The course offers four sets of tees with a diverse selection of lengths for different levels of golfers: Deep End measures 6,758 yards for the longer hitters who enjoy playing par-4s as far back as 478 yards, par-5s of 562 yards, yet no par-3 farther than 193; the Coldwater tees are 6,305 yards, with the longest par-4 just over 400 yards and par-5s where you don't have to waste an extra stroke just getting to the green; Vintage adds up to 5,798 yards; and the forward tees, Upstream, total 5,147 yards.

Pay close attention to the course, as the hole diagrams on the scorecard are sometimes difficult to follow, especially when it comes to trouble spots. But the hazards on the card are there, generally not in the shape of bunkers - just 20 sandy ones are scattered about the course. There are plenty of grassy swales - and only two holes have water on them. Trees are young and rare, yet can still be a hindrance.

The real danger comes in the form of playing tricky shots on the sides of hills, downhill, uphill, or around the mounds guarding the greens. A dry, overflow wash runs along numerous holes and OB lines most of the course.

Eventually 1,800 homes will be built in the 500-plus-acre master planned community. Model homes already dot the course and a school and shopping center are also in the plans.

After hitting some ball on the driving range or knocking around a few putts on the numerous practice greens (there's also a pavilion to host outdoor functions), the round begins by following the power lines out that run along the first couple of holes before you swing back around to the clubhouse and then repeat the loop on the opposite side for a figure eight. Except for the starting and ending holes, few neighbor each other.

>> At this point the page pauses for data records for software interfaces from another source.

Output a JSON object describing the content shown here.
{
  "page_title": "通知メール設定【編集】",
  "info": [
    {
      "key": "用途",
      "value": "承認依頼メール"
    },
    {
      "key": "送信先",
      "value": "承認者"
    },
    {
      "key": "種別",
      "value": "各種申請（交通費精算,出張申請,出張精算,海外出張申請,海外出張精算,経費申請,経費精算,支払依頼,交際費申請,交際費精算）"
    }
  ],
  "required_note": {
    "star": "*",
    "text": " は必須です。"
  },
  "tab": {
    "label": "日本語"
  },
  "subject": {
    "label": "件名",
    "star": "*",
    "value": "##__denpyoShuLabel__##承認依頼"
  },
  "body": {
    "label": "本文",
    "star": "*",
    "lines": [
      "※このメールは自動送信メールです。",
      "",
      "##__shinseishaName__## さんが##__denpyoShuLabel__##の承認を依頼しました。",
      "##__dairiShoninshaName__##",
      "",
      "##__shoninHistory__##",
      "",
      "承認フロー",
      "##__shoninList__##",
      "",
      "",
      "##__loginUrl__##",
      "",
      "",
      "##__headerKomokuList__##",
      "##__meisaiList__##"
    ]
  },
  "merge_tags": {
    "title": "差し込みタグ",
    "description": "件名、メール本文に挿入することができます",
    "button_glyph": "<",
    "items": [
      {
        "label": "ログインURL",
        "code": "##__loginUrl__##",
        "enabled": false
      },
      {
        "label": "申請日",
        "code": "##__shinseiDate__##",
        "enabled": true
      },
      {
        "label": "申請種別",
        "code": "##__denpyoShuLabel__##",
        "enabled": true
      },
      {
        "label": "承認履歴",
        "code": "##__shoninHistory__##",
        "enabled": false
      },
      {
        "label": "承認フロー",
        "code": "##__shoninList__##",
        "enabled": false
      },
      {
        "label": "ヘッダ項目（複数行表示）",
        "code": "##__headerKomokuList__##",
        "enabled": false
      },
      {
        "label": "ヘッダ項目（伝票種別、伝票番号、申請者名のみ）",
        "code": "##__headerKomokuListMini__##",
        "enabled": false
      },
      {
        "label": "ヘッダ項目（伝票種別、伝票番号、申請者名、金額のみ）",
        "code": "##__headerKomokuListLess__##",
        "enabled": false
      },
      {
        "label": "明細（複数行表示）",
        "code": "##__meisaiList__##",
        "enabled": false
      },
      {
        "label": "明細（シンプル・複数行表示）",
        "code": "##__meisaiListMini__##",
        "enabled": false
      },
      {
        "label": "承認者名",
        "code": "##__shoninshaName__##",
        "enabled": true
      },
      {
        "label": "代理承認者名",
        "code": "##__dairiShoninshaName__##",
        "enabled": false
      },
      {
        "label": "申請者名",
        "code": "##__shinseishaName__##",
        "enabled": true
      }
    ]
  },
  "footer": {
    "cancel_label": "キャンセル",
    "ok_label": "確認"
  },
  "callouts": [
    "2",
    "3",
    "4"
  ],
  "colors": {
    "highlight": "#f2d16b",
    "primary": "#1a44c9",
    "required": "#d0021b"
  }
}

A steady mix of straight away holes open the round, with modest lengths and plenty of roller-coaster fairways often lined with mounds on the edge of the thin cut of rough heading up to the medium-sized greens with plenty of break.

The mold is broken on No. 6, the shortest par-5 off the men's tees at 473 yards, a dogleg right with plenty of wasteland to penalize shots that don't carry the corner. A divided fairway puts emphasis on a smart second shot, but there's room to work left of the green.

No. 8 not only is the shortest par 3 at 115 yards from the back and 100 yards for the men, but one of just two holes with water on it. But that's not your only concern here as the green has three tiers and can leave long, big-breaking putts if you're on the wrong one.

The longest par-4 is the 13th, measuring 478 yards from the back, and 415 yards from the men's. It's no wonder it's titled "Wo' mama." Hit away since the green is straight away but keep it fairly straight since the wash runs the length of the hole on the left side and a busy road is on your right.

The 15th hole houses the only really difficult bunker, with wooden stakes embedded in the grass length-wise to create some interesting lies for the true hazard whose size mirrors the green to capture any shots that fall short.

No. 18 has you firing away at the clubhouse on a par-5 at 488 yards from the men's (495 from the back) with water right and surrounding half the green, and a trio of bunkers on the left side, that keeps you honest on your approach shot.

No matter where you end up, your golfing experience will likely lead you back to Coldwater again, as it develops into proof that the west valley can offer a unique round of golf at a course -- and rate -- that's not too far out there.

Coldwater Golf Club
100 N. Clubhouse Drive
Avondale, AZ 85323;
Phone: (623) 932-9000
Green fees: $69 Monday-Thursday;
$79, Friday-Sunday
$40 after 1 p.m.

Michael Hegarty, Contributor

Reader Comments / Reviews Leave a comment